  6. Psek, WA, Stametz, RA, Bailey-Davis, LD, Davis, D, Darer, J, Faucett, WA, et al. Operationalizing the Learning Health Care System in an integrated delivery system. EGEMS (Wash DC). 2015; 3(1): 1122. DOI: 

  7. Budrionis, A and Bellika, JG. The Learning Healthcare System: Where are we now? A systematic review. J Biomed Inform. 2016; 64: 87–92. DOI: 

  8. Thorpe, KE, Zwarenstein, M, Oxman, AD, Treweek, S, Furberg, CD, Altman, DG, et al. A pragmatic-explanatory continuum indicator summary (PRECIS): A tool to help trial designers. J Clin Epidemiol. 2009; 62(5): 464–75. DOI: 

  9. Weinfurt, KP, Hernandez, AF, Coronado, GD, DeBar, LL, Dember, LM, Green, BB, et al. Pragmatic clinical trials embedded in healthcare systems: Generalizable lessons from the NIH Collaboratory. BMC Med Res Methodol. 2017; 17(1): 144. DOI: 

  10. Sherman, RE, Anderson, SA, Dal Pan, GJ, Gray, GW, Gross, T, Hunter, NL, et al. Real-world evidence – what is it and what can it tell us? N Engl J Med. 2016; 375(23): 2293–7. DOI: 

  11. Johnson, KE, Tachibana, C, Coronado, GD, Dember, LM, Glasgow, RE, Huang, SS, et al. A guide to research partnerships for pragmatic clinical trials. BMJ. 2014; 349: g6826. DOI: 

  12. Coury, J, Schneider, JL, Rivelli, JS, Seibel, E, D’Agostini, B, Taplin, SH, et al. Applying the Plan-Do-Study-Act (PDSA) approach to a large pragmatic study involving safety net clinics. BMC Health Serv Res. 2017 June 19; 17(1): 411. DOI: 

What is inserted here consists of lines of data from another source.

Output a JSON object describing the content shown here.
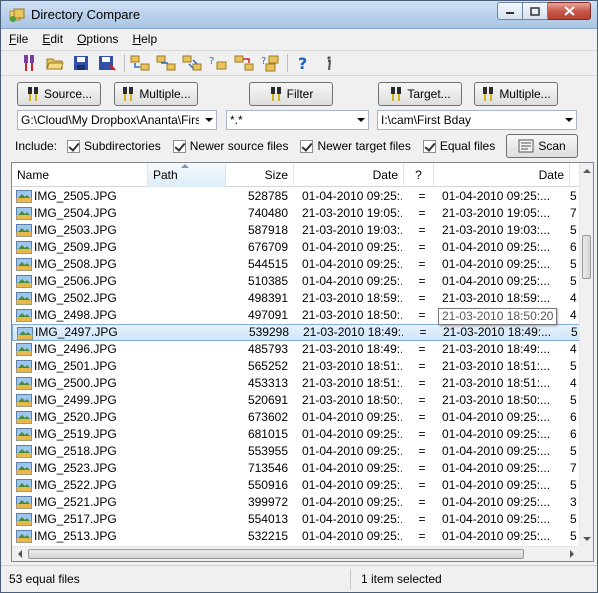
{
  "window": {
    "title": "Directory Compare"
  },
  "menu": [
    {
      "first": "F",
      "rest": "ile"
    },
    {
      "first": "E",
      "rest": "dit"
    },
    {
      "first": "O",
      "rest": "ptions"
    },
    {
      "first": "H",
      "rest": "elp"
    }
  ],
  "toolbar": {
    "icons": [
      "pliers-icon",
      "open-folder-icon",
      "save-icon",
      "save-as-icon",
      "compare-all-icon",
      "copy-right-icon",
      "sync-icon",
      "unknown-files-icon",
      "move-icon",
      "filter-files-icon",
      "help-icon",
      "info-icon"
    ]
  },
  "buttons": {
    "source": "Source...",
    "multiple_left": "Multiple...",
    "filter": "Filter",
    "target": "Target...",
    "multiple_right": "Multiple...",
    "scan": "Scan"
  },
  "fields": {
    "source_path": "G:\\Cloud\\My Dropbox\\Ananta\\First B",
    "filter": "*.*",
    "target_path": "I:\\cam\\First Bday"
  },
  "include": {
    "label": "Include:",
    "options": [
      {
        "label": "Subdirectories",
        "checked": true
      },
      {
        "label": "Newer source files",
        "checked": true
      },
      {
        "label": "Newer target files",
        "checked": true
      },
      {
        "label": "Equal files",
        "checked": true
      }
    ]
  },
  "columns": {
    "name": "Name",
    "path": "Path",
    "size": "Size",
    "date": "Date",
    "compare": "?",
    "target_date": "Date"
  },
  "rows": [
    {
      "name": "IMG_2505.JPG",
      "size": "528785",
      "sdate": "01-04-2010 09:25:...",
      "cmp": "=",
      "tdate": "01-04-2010 09:25:...",
      "tsize": "5"
    },
    {
      "name": "IMG_2504.JPG",
      "size": "740480",
      "sdate": "21-03-2010 19:05:...",
      "cmp": "=",
      "tdate": "21-03-2010 19:05:...",
      "tsize": "7"
    },
    {
      "name": "IMG_2503.JPG",
      "size": "587918",
      "sdate": "21-03-2010 19:03:...",
      "cmp": "=",
      "tdate": "21-03-2010 19:03:...",
      "tsize": "5"
    },
    {
      "name": "IMG_2509.JPG",
      "size": "676709",
      "sdate": "01-04-2010 09:25:...",
      "cmp": "=",
      "tdate": "01-04-2010 09:25:...",
      "tsize": "6"
    },
    {
      "name": "IMG_2508.JPG",
      "size": "544515",
      "sdate": "01-04-2010 09:25:...",
      "cmp": "=",
      "tdate": "01-04-2010 09:25:...",
      "tsize": "5"
    },
    {
      "name": "IMG_2506.JPG",
      "size": "510385",
      "sdate": "01-04-2010 09:25:...",
      "cmp": "=",
      "tdate": "01-04-2010 09:25:...",
      "tsize": "5"
    },
    {
      "name": "IMG_2502.JPG",
      "size": "498391",
      "sdate": "21-03-2010 18:59:...",
      "cmp": "=",
      "tdate": "21-03-2010 18:59:...",
      "tsize": "4"
    },
    {
      "name": "IMG_2498.JPG",
      "size": "497091",
      "sdate": "21-03-2010 18:50:...",
      "cmp": "=",
      "tdate": "21-03-2010 18:50:...",
      "tsize": "4"
    },
    {
      "name": "IMG_2497.JPG",
      "size": "539298",
      "sdate": "21-03-2010 18:49:...",
      "cmp": "=",
      "tdate": "21-03-2010 18:49:...",
      "tsize": "5",
      "selected": true
    },
    {
      "name": "IMG_2496.JPG",
      "size": "485793",
      "sdate": "21-03-2010 18:49:...",
      "cmp": "=",
      "tdate": "21-03-2010 18:49:...",
      "tsize": "4"
    },
    {
      "name": "IMG_2501.JPG",
      "size": "565252",
      "sdate": "21-03-2010 18:51:...",
      "cmp": "=",
      "tdate": "21-03-2010 18:51:...",
      "tsize": "5"
    },
    {
      "name": "IMG_2500.JPG",
      "size": "453313",
      "sdate": "21-03-2010 18:51:...",
      "cmp": "=",
      "tdate": "21-03-2010 18:51:...",
      "tsize": "4"
    },
    {
      "name": "IMG_2499.JPG",
      "size": "520691",
      "sdate": "21-03-2010 18:50:...",
      "cmp": "=",
      "tdate": "21-03-2010 18:50:...",
      "tsize": "5"
    },
    {
      "name": "IMG_2520.JPG",
      "size": "673602",
      "sdate": "01-04-2010 09:25:...",
      "cmp": "=",
      "tdate": "01-04-2010 09:25:...",
      "tsize": "6"
    },
    {
      "name": "IMG_2519.JPG",
      "size": "681015",
      "sdate": "01-04-2010 09:25:...",
      "cmp": "=",
      "tdate": "01-04-2010 09:25:...",
      "tsize": "6"
    },
    {
      "name": "IMG_2518.JPG",
      "size": "553955",
      "sdate": "01-04-2010 09:25:...",
      "cmp": "=",
      "tdate": "01-04-2010 09:25:...",
      "tsize": "5"
    },
    {
      "name": "IMG_2523.JPG",
      "size": "713546",
      "sdate": "01-04-2010 09:25:...",
      "cmp": "=",
      "tdate": "01-04-2010 09:25:...",
      "tsize": "7"
    },
    {
      "name": "IMG_2522.JPG",
      "size": "550916",
      "sdate": "01-04-2010 09:25:...",
      "cmp": "=",
      "tdate": "01-04-2010 09:25:...",
      "tsize": "5"
    },
    {
      "name": "IMG_2521.JPG",
      "size": "399972",
      "sdate": "01-04-2010 09:25:...",
      "cmp": "=",
      "tdate": "01-04-2010 09:25:...",
      "tsize": "3"
    },
    {
      "name": "IMG_2517.JPG",
      "size": "554013",
      "sdate": "01-04-2010 09:25:...",
      "cmp": "=",
      "tdate": "01-04-2010 09:25:...",
      "tsize": "5"
    },
    {
      "name": "IMG_2513.JPG",
      "size": "532215",
      "sdate": "01-04-2010 09:25:...",
      "cmp": "=",
      "tdate": "01-04-2010 09:25:...",
      "tsize": "5"
    }
  ],
  "tooltip": "21-03-2010 18:50:20",
  "status": {
    "left": "53 equal files",
    "right": "1 item selected"
  },
  "colors": {
    "selection": "#cfe5f8",
    "selection_border": "#84acdd",
    "close_button": "#c7594b"
  }
}
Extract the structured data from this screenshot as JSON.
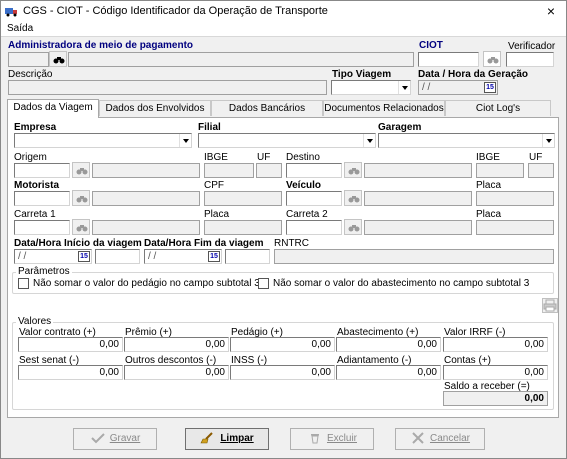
{
  "window": {
    "title": "CGS - CIOT - Código Identificador da Operação de Transporte",
    "close_label": "×"
  },
  "menu": {
    "saida": "Saída"
  },
  "header": {
    "administradora_label": "Administradora de meio de pagamento",
    "ciot_label": "CIOT",
    "verificador_label": "Verificador",
    "descricao_label": "Descrição",
    "tipo_viagem_label": "Tipo Viagem",
    "data_geracao_label": "Data / Hora da Geração",
    "data_geracao_value": "/ /"
  },
  "tabs": [
    "Dados da Viagem",
    "Dados dos Envolvidos",
    "Dados Bancários",
    "Documentos Relacionados",
    "Ciot Log's"
  ],
  "viagem": {
    "empresa_label": "Empresa",
    "filial_label": "Filial",
    "garagem_label": "Garagem",
    "origem_label": "Origem",
    "ibge_label": "IBGE",
    "uf_label": "UF",
    "destino_label": "Destino",
    "ibge2_label": "IBGE",
    "uf2_label": "UF",
    "motorista_label": "Motorista",
    "cpf_label": "CPF",
    "veiculo_label": "Veículo",
    "placa_label": "Placa",
    "carreta1_label": "Carreta 1",
    "placa2_label": "Placa",
    "carreta2_label": "Carreta 2",
    "placa3_label": "Placa",
    "inicio_label": "Data/Hora Início da viagem",
    "fim_label": "Data/Hora Fim da viagem",
    "rntrc_label": "RNTRC",
    "inicio_value": "/ /",
    "fim_value": "/ /"
  },
  "parametros": {
    "title": "Parâmetros",
    "opt1": "Não somar o valor do pedágio no campo subtotal 3",
    "opt2": "Não somar o valor do abastecimento no campo subtotal 3"
  },
  "valores": {
    "title": "Valores",
    "row1": [
      {
        "label": "Valor contrato (+)",
        "value": "0,00"
      },
      {
        "label": "Prêmio (+)",
        "value": "0,00"
      },
      {
        "label": "Pedágio (+)",
        "value": "0,00"
      },
      {
        "label": "Abastecimento (+)",
        "value": "0,00"
      },
      {
        "label": "Valor IRRF (-)",
        "value": "0,00"
      }
    ],
    "row2": [
      {
        "label": "Sest senat (-)",
        "value": "0,00"
      },
      {
        "label": "Outros descontos (-)",
        "value": "0,00"
      },
      {
        "label": "INSS (-)",
        "value": "0,00"
      },
      {
        "label": "Adiantamento (-)",
        "value": "0,00"
      },
      {
        "label": "Contas (+)",
        "value": "0,00"
      }
    ],
    "saldo_label": "Saldo a receber (=)",
    "saldo_value": "0,00"
  },
  "buttons": {
    "gravar": "Gravar",
    "limpar": "Limpar",
    "excluir": "Excluir",
    "cancelar": "Cancelar"
  }
}
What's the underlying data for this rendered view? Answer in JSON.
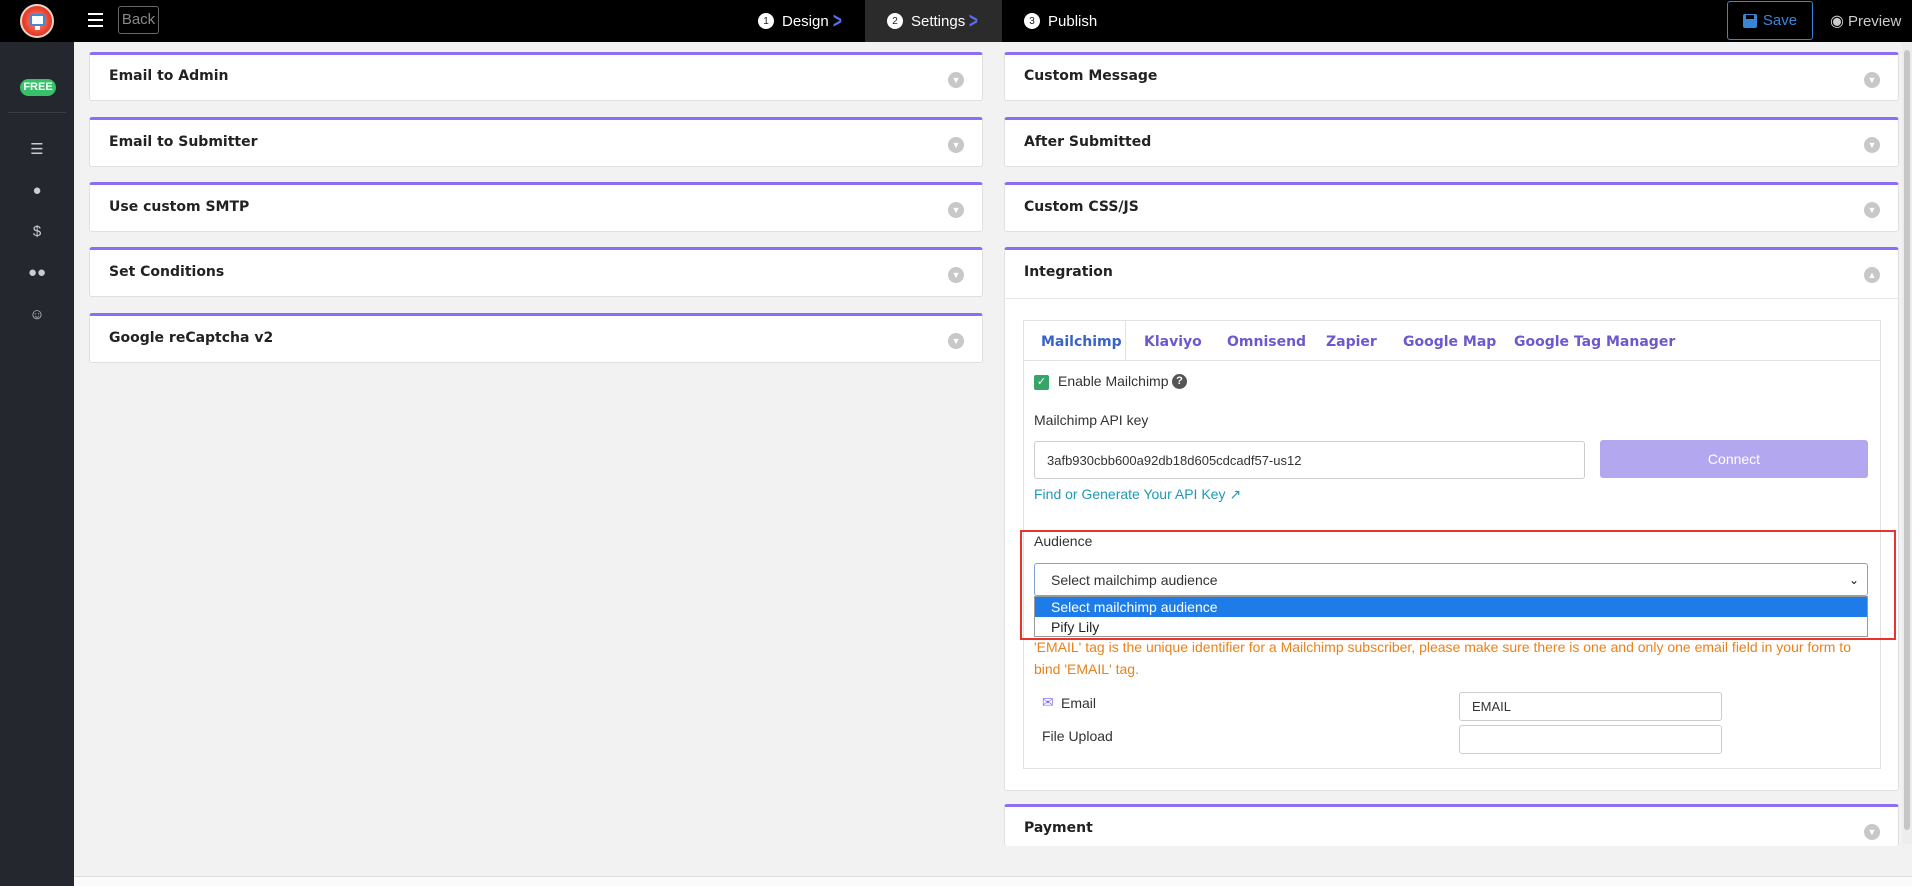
{
  "topbar": {
    "back_label": "Back",
    "steps": [
      {
        "num": "1",
        "label": "Design"
      },
      {
        "num": "2",
        "label": "Settings"
      },
      {
        "num": "3",
        "label": "Publish"
      }
    ],
    "save_label": "Save",
    "preview_label": "Preview"
  },
  "sidebar": {
    "badge": "FREE",
    "icons": [
      "list-icon",
      "user-icon",
      "dollar-icon",
      "users-icon",
      "smile-icon"
    ]
  },
  "left_panels": [
    {
      "title": "Email to Admin"
    },
    {
      "title": "Email to Submitter"
    },
    {
      "title": "Use custom SMTP"
    },
    {
      "title": "Set Conditions"
    },
    {
      "title": "Google reCaptcha v2"
    }
  ],
  "right_panels": [
    {
      "title": "Custom Message"
    },
    {
      "title": "After Submitted"
    },
    {
      "title": "Custom CSS/JS"
    },
    {
      "title": "Integration"
    },
    {
      "title": "Payment"
    }
  ],
  "integration": {
    "tabs": [
      "Mailchimp",
      "Klaviyo",
      "Omnisend",
      "Zapier",
      "Google Map",
      "Google Tag Manager"
    ],
    "active_tab": "Mailchimp",
    "enable_label": "Enable Mailchimp",
    "enabled": true,
    "api_key_label": "Mailchimp API key",
    "api_key_value": "3afb930cbb600a92db18d605cdcadf57-us12",
    "connect_label": "Connect",
    "api_link": "Find or Generate Your API Key",
    "audience_label": "Audience",
    "audience_selected": "Select mailchimp audience",
    "audience_options": [
      "Select mailchimp audience",
      "Pify Lily"
    ],
    "note": "'EMAIL' tag is the unique identifier for a Mailchimp subscriber, please make sure there is one and only one email field in your form to bind 'EMAIL' tag.",
    "fields": [
      {
        "label": "Email",
        "value": "EMAIL"
      },
      {
        "label": "File Upload",
        "value": ""
      }
    ]
  },
  "colors": {
    "accent": "#8b6ff0",
    "highlight_box": "#e8332f",
    "note": "#e8821c",
    "link": "#1d9ab5"
  }
}
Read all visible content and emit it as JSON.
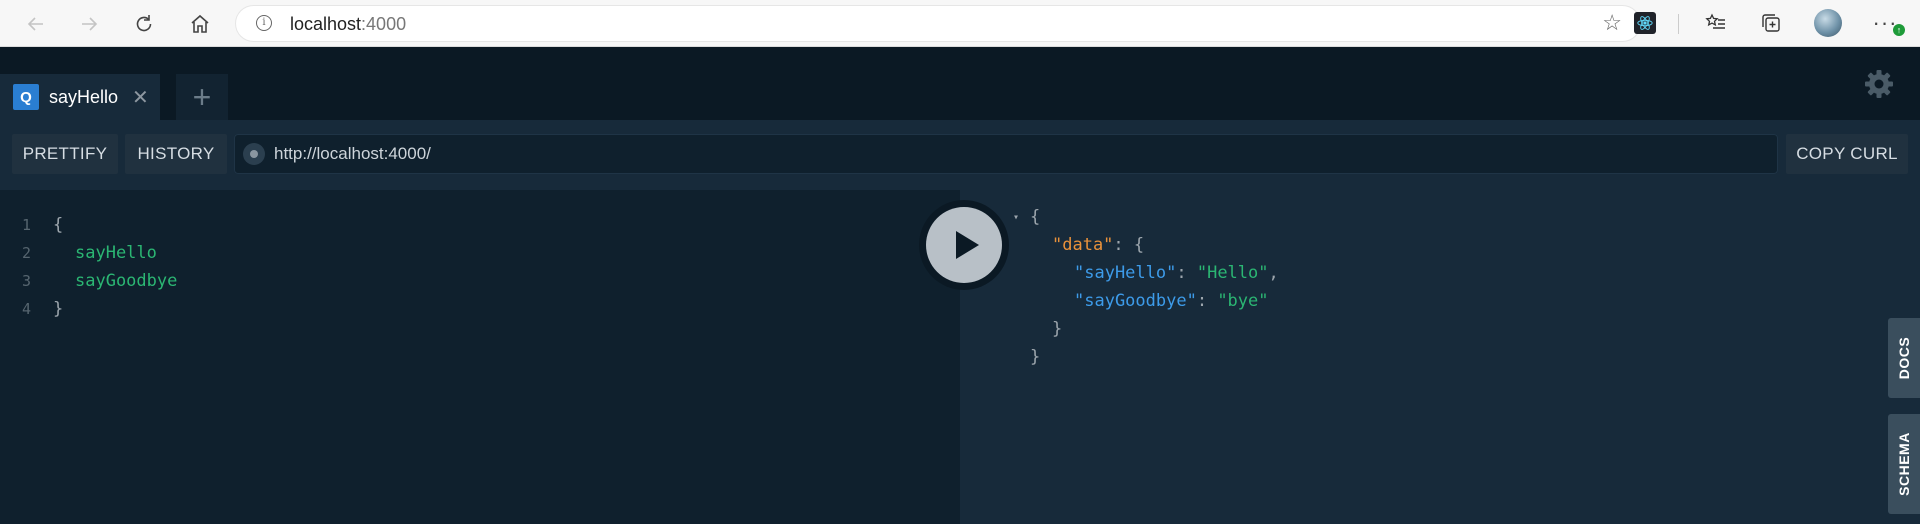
{
  "browser": {
    "address_host": "localhost",
    "address_port": ":4000",
    "more_badge": "↑"
  },
  "tabs": [
    {
      "badge": "Q",
      "label": "sayHello",
      "close": "✕"
    }
  ],
  "new_tab_label": "+",
  "toolbar": {
    "prettify": "PRETTIFY",
    "history": "HISTORY",
    "endpoint": "http://localhost:4000/",
    "copy_curl": "COPY CURL"
  },
  "query_editor": {
    "lines": [
      {
        "num": "1",
        "text": "{"
      },
      {
        "num": "2",
        "text": "sayHello"
      },
      {
        "num": "3",
        "text": "sayGoodbye"
      },
      {
        "num": "4",
        "text": "}"
      }
    ]
  },
  "result": {
    "open_brace": "{",
    "data_key": "\"data\"",
    "data_open": ": {",
    "fields": [
      {
        "key": "\"sayHello\"",
        "value": "\"Hello\"",
        "trail": ","
      },
      {
        "key": "\"sayGoodbye\"",
        "value": "\"bye\"",
        "trail": ""
      }
    ],
    "inner_close": "}",
    "outer_close": "}"
  },
  "side_tabs": {
    "docs": "DOCS",
    "schema": "SCHEMA"
  },
  "colors": {
    "field_green": "#2bb673",
    "key_orange": "#e8913b",
    "key_blue": "#3d9be9",
    "tab_badge_blue": "#2a7ed2"
  },
  "icons": [
    "back-arrow-icon",
    "forward-arrow-icon",
    "reload-icon",
    "home-icon",
    "info-icon",
    "star-icon",
    "react-devtools-icon",
    "favorites-icon",
    "collections-icon",
    "profile-avatar",
    "more-icon",
    "settings-gear-icon",
    "play-icon"
  ]
}
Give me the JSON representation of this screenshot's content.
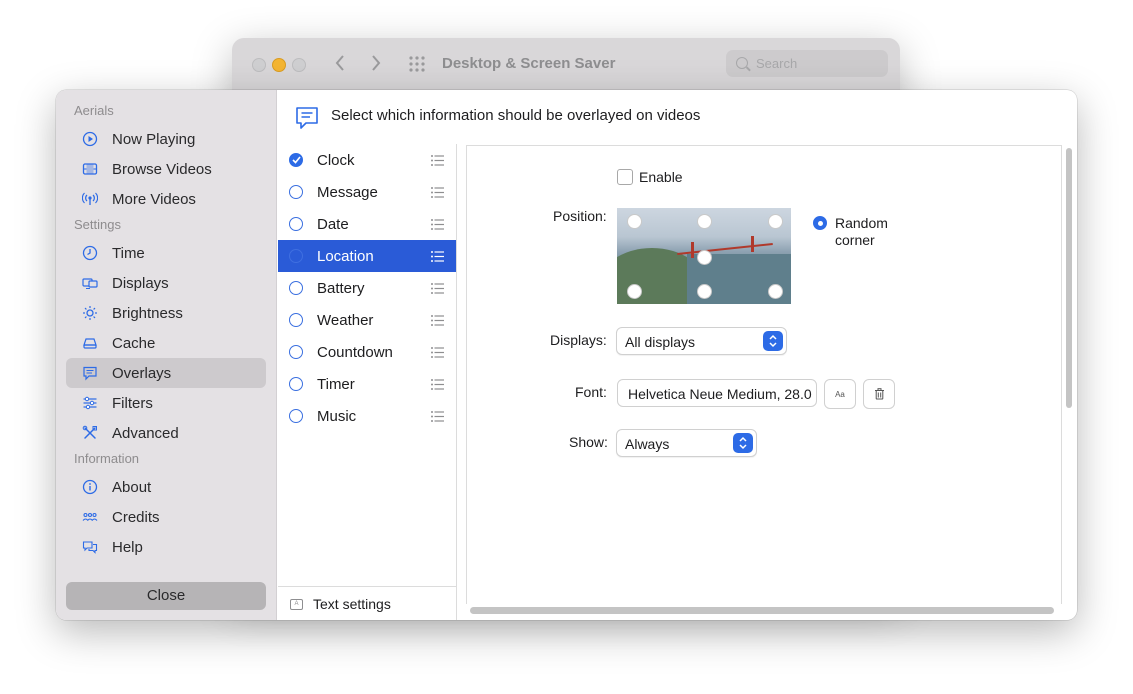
{
  "background_window": {
    "title": "Desktop & Screen Saver",
    "search_placeholder": "Search"
  },
  "header": {
    "text": "Select which information should be overlayed on videos"
  },
  "sidebar": {
    "sections": [
      {
        "title": "Aerials",
        "items": [
          {
            "label": "Now Playing",
            "icon": "play-circle-icon"
          },
          {
            "label": "Browse Videos",
            "icon": "film-icon"
          },
          {
            "label": "More Videos",
            "icon": "antenna-icon"
          }
        ]
      },
      {
        "title": "Settings",
        "items": [
          {
            "label": "Time",
            "icon": "clock-icon"
          },
          {
            "label": "Displays",
            "icon": "displays-icon"
          },
          {
            "label": "Brightness",
            "icon": "sun-icon"
          },
          {
            "label": "Cache",
            "icon": "drive-icon"
          },
          {
            "label": "Overlays",
            "icon": "speech-bubble-icon",
            "selected": true
          },
          {
            "label": "Filters",
            "icon": "sliders-icon"
          },
          {
            "label": "Advanced",
            "icon": "tools-icon"
          }
        ]
      },
      {
        "title": "Information",
        "items": [
          {
            "label": "About",
            "icon": "info-icon"
          },
          {
            "label": "Credits",
            "icon": "people-icon"
          },
          {
            "label": "Help",
            "icon": "help-bubble-icon"
          }
        ]
      }
    ],
    "close_label": "Close"
  },
  "overlay_list": {
    "items": [
      {
        "label": "Clock",
        "checked": true
      },
      {
        "label": "Message",
        "checked": false
      },
      {
        "label": "Date",
        "checked": false
      },
      {
        "label": "Location",
        "checked": false,
        "selected": true
      },
      {
        "label": "Battery",
        "checked": false
      },
      {
        "label": "Weather",
        "checked": false
      },
      {
        "label": "Countdown",
        "checked": false
      },
      {
        "label": "Timer",
        "checked": false
      },
      {
        "label": "Music",
        "checked": false
      }
    ],
    "text_settings_label": "Text settings",
    "text_settings_icon_text": "A"
  },
  "settings": {
    "enable_label": "Enable",
    "enable_checked": false,
    "position_label": "Position:",
    "random_corner_line1": "Random",
    "random_corner_line2": "corner",
    "displays_label": "Displays:",
    "displays_value": "All displays",
    "font_label": "Font:",
    "font_value": "Helvetica Neue Medium, 28.0",
    "font_button_label": "Aa",
    "show_label": "Show:",
    "show_value": "Always"
  },
  "colors": {
    "accent": "#2d6be6",
    "selection": "#2a5bd7",
    "sidebar_bg": "#e4e1e4"
  }
}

  13. Agency for Healthcare Research and Quality. Universal ICU decolonization: And enhanced protocol. Available at: Accessed 26 November 2018. 

comments powered by Disqus